San Francisco’s unique and historic waterfront is an immensely valuable part of the city’s character, beauty, and economic vitality. Public parks such as Rincon Park on San Francisco’s waterfront — home to the giant bow and arrow sculpture — offer space for recreation and relaxation that is free and open to all residents and visitors.
However, two new proposed luxury towers would put users of waterfront parks in the dark if City officials approve the developers’ requests for increases to the legal building height limits later this year.
The Tishman-Speyer Corporation is seeking a 100 foot-increase to the existing height limits to build a 400-foot condo tower at 160 Folsom Street, a block from the waterfront. Nearby, the Paramount Group is seeking a 92-foot height-limit increase to build a 292-foot condo tower at 75 Howard Street facing the Embarcadero. Both developers have announced their intention to seek approval of their height-limit increases this year and have engaged powerful lobbying firms who have been busy meeting with Supervisors and city officials to work out deals.
Both of these height-increase proposals are significantly greater than either the 8 Washington condo project — which San Francisco voters rejected in November 2013 — or the abandoned Golden State Warriors stadium on Piers 30-32. Each would create the overwhelming effect of a wall on the waterfront that would overwhelm the Embarcadero and diminish the pedestrian experience — just as the old double-decker Embarcadero Freeway did for decades until it was finally removed.
The San Francisco Planning Department’s draft environmental review of the 75 Howard project found that a luxury tower in that location at the proposed height would have a significant detrimental impact on users of Rincon Park. It would dramatically increase the shadows cast on the park and significantly eliminate sunlight on most days throughout the year. The study concluded that the height-limit increase would “adversely affect the enjoyment and use of the park.” The proposal for 160 Folsom has not yet undergone official environmental review, but studies are expected to show similar harmful shadow impacts on park users.
In 1984, San Francisco voters overwhelmingly approved Proposition K, the “Sunlight Ordinance,” to protect the City’s public parks from degradation by new shadows cast by large developments. Prop. K blocks construction of any building over 40 feet that casts an adverse shadow on a San Francisco public park unless the new shadow is found to be “insignificant.” Clearly, the shadows cast by these new developments would not be insignificant.
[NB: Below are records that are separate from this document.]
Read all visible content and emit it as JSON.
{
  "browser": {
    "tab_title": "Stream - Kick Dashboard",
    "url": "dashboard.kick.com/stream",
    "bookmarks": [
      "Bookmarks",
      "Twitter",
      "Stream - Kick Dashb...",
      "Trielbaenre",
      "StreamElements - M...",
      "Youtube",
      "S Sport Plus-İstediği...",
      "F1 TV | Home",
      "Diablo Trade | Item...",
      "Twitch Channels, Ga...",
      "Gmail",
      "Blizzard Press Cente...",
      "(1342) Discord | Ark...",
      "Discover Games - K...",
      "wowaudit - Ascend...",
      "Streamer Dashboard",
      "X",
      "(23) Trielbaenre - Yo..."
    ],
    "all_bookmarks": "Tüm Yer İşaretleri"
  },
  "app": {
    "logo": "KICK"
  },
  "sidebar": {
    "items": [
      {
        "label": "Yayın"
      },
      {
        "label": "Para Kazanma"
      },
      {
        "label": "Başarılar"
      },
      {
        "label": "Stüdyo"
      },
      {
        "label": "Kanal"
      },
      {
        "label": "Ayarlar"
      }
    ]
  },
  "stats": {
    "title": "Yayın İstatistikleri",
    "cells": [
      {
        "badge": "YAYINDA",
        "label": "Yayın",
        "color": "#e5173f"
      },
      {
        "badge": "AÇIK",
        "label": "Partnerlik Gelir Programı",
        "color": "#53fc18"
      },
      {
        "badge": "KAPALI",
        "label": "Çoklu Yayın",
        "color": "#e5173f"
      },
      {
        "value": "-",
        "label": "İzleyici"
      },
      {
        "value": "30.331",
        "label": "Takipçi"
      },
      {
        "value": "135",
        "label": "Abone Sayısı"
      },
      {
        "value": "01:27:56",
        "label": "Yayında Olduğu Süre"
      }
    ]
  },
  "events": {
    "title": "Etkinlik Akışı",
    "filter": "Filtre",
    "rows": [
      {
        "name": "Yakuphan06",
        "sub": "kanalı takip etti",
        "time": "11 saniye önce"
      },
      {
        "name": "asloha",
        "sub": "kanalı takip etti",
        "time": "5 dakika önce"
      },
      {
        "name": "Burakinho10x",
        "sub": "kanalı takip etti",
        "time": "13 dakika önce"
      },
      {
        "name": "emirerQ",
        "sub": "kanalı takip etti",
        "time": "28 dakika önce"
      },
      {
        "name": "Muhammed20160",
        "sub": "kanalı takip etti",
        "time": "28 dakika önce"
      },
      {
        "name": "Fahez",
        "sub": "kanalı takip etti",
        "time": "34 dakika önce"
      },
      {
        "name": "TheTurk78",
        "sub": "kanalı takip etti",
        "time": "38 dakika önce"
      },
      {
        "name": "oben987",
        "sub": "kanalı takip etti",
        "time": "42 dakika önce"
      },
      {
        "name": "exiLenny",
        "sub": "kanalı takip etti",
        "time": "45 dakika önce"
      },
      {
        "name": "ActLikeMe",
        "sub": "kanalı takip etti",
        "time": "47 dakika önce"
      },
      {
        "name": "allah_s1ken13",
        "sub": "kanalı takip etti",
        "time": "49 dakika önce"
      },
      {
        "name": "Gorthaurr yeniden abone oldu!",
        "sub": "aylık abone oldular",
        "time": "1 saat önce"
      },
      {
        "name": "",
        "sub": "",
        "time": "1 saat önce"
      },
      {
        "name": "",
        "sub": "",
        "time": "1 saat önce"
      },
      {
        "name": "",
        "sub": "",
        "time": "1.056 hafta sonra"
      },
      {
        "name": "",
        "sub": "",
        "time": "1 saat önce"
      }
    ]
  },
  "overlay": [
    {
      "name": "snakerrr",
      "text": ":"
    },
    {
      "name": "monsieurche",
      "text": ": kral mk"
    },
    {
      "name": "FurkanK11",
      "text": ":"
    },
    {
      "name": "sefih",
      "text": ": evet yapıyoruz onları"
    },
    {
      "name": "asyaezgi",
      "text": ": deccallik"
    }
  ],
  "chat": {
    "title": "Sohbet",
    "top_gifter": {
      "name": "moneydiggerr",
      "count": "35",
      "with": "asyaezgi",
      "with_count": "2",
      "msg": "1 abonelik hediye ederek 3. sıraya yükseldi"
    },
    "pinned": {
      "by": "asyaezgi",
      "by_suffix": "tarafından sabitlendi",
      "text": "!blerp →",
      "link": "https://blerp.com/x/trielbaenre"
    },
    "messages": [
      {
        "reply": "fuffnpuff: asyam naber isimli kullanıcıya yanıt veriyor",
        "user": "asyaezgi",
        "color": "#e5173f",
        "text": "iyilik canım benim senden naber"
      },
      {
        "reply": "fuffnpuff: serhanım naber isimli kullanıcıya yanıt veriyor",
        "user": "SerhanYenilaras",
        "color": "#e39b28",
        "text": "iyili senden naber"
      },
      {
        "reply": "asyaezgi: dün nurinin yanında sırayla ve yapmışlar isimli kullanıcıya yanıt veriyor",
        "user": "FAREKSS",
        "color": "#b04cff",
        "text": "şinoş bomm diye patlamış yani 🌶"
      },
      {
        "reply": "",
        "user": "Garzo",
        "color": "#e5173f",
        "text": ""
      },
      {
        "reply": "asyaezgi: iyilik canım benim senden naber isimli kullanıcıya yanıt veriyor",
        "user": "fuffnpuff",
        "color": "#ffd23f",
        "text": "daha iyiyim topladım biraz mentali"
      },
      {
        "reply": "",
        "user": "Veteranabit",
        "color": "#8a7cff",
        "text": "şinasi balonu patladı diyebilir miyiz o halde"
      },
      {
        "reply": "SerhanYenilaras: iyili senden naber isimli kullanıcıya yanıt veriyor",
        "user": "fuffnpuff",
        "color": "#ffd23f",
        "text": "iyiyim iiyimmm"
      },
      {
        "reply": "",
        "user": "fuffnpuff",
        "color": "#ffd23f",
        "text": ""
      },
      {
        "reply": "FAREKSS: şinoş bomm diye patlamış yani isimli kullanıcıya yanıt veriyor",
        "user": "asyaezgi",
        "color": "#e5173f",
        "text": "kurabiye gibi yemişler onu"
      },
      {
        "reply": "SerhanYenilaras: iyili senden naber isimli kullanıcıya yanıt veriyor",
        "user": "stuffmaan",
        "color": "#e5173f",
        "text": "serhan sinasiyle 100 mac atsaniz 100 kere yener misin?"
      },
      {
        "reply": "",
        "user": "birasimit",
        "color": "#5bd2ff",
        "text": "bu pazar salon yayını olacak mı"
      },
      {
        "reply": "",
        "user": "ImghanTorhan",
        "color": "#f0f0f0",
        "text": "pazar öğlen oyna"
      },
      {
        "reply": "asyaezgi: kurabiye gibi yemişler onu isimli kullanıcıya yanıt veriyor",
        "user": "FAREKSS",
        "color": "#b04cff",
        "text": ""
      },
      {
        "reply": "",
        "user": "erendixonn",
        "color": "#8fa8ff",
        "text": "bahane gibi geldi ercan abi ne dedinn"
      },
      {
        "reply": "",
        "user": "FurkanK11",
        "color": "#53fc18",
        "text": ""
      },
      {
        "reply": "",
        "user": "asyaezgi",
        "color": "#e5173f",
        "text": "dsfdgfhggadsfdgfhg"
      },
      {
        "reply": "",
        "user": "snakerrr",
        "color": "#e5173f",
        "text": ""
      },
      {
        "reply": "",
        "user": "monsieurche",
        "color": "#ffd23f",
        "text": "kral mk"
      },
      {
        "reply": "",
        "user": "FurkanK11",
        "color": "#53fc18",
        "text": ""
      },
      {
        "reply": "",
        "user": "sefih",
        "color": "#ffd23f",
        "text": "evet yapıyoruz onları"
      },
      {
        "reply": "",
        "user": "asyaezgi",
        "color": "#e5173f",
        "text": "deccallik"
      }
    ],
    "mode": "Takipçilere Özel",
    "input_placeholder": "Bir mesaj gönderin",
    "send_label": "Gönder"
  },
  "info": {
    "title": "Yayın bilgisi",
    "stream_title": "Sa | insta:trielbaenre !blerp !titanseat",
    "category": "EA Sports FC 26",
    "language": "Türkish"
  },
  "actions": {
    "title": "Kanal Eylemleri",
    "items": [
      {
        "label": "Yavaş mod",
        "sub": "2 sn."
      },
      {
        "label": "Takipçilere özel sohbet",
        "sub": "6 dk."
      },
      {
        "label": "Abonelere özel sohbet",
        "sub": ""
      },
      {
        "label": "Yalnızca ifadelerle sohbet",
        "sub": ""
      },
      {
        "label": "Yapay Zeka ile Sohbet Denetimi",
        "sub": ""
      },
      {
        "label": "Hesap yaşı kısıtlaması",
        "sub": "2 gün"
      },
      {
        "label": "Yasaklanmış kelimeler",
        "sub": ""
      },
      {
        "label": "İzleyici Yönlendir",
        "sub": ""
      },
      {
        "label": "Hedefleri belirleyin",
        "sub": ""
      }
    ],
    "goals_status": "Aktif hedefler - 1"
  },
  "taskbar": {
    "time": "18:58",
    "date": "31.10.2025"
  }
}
However, a loophole in the law exempts parks from Sunlight Ordinance protection if they do not fall under the jurisdiction of the Recreation and Park Department. Rincon Park — along with every other one of San Francisco’s waterfront parks — currently fall under the jurisdiction of the Port of San Francisco.
Concerned by this loophole, neighborhood organizations and citizen groups have begun working together to protect the waterfront in an effort called “Save Rincon Park.”
In April, the Bay Chapter’s San Francisco Group unanimously adopted a resolution opposing height-limit increases for the 75 Howard and 160 Folsom luxury tower projects and encouraging the Planning Commission and Board of Supervisors to reject them. The Sierra Club further supports limiting parking at these developments to .5 parking spaces per unit and requiring the developers to mitigate for impacts on public transit by contributing meaningful funds to the City’s public transit system.
Sierra Club members in San Francisco are urged to contact Supervisor Jane Kim, who represents the District that includes these proposed development projects. Urge her to stand up for parks and our waterfront by rejecting these height-limit-increase proposals.
Supervisor Jane Kim
1 Dr. Carlton B. Goodlett Place
City Hall, Room 244
San Francisco, CA 94102-4689
— Dave Osgood, Rincon Point Neighbors Association